  • Wynn Gadkar-Wilcox: "Universality, Modernity, and Cultural Borrowing among Vietnamese Intellectuals, 1877–1919."
    This article investigates how Vietnamese ideas about Europe, and about technology associated with European powers, were filtered through Chinese sources. Even through the 1910s and 1920s, decades into the era of French imperialism in Indochina, Vietnamese intellectuals still looked to their Chinese (and sometimes Indian) counterparts not only for strategies for coping with the presence of Europeans but also for their understanding of the history of Western culture and technology. The author focuses on how the relationship between Vietnamese intellectuals and their canonical texts changed over time.
  • Joshua Van Lieu: "Korean Translations of Vietnam: Relocating the Korean Great Han Empire in World Historical Precedent."
    This article retraces the vicissitudes of the popular Korean-language translations of Yuenan wangguo shi (“The history of the fall of Vietnam”) by Vietnamese independence activist Phan Boi Chau (1867–1940). Though the Korean translators intended to use the source to mobilize their readers against Japanese aggression and avoid the kind of humiliation that the Vietnamese were suffering, the translation was banned by the Home Ministry in 1909. The events connected to the circulation of the text were relevant in that they revealed a hybrid sense of situating national/regional history in the context of global currents and history.
  • Susanna Fessler: "Anesaki Masaharu’s Reception of Leo Tolstoy and His Failed Attempt at Finding the Faith."
    In her paper, Fessler looks at how Japanese intellectual Anesaki Masaharu (1873–1949) turned to Leo Tolstoy’s essay “Count Tolstoy on the War: ‘Bethink Yourselves” – banned by the Russian authorities
    to promote his own vision of individual spirituality and make a public statement against the war.

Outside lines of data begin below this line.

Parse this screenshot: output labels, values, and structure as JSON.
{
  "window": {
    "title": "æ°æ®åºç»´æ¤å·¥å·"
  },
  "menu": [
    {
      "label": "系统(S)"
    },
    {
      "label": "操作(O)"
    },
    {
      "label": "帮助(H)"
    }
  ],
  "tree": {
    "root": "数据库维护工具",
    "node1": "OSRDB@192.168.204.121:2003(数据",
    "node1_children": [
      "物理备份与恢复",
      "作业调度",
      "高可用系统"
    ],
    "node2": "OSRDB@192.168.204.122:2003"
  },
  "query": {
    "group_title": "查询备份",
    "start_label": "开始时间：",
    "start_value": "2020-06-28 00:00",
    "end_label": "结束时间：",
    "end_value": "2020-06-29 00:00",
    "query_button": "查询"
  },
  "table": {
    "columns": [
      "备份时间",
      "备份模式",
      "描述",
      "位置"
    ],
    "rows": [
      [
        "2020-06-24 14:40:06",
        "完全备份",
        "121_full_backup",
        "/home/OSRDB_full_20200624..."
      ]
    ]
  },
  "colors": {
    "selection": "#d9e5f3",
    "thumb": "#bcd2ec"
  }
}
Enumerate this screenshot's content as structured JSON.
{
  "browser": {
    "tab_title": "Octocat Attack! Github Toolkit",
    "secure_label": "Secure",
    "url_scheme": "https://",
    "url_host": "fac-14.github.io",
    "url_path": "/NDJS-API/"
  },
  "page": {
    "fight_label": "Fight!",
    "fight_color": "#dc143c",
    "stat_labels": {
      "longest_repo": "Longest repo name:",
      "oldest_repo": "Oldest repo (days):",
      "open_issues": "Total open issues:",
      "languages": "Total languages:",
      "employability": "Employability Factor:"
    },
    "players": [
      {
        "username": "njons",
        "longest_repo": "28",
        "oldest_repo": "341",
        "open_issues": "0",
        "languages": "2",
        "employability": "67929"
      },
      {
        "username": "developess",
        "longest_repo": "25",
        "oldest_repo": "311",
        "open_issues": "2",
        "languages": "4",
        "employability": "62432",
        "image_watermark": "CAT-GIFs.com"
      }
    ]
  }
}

While Tolstoy was a proponent of Christian anarchism, Masaharu found in his arguments support for his own view of the Russo–Japanese War as a testing ground for a universal spirituality.
  • Sophie Roche: "Knowledge Production on Central Asia: Transcultural Approaches in Central Asian Studies."
    In the context of the nineteenth-century relations between Russia and England, Central Asia became a subject of systematic knowledge production. Roche´s article explores the main approaches to the subject, from former imperial paradigms to more contemporary transcultural approaches. What emerges from her analysis is the need to embrace a multi-disciplinary path, which takes into account the cultural mosaic of the region, characterized by the coexistence of various linguistic groups and religious orientations.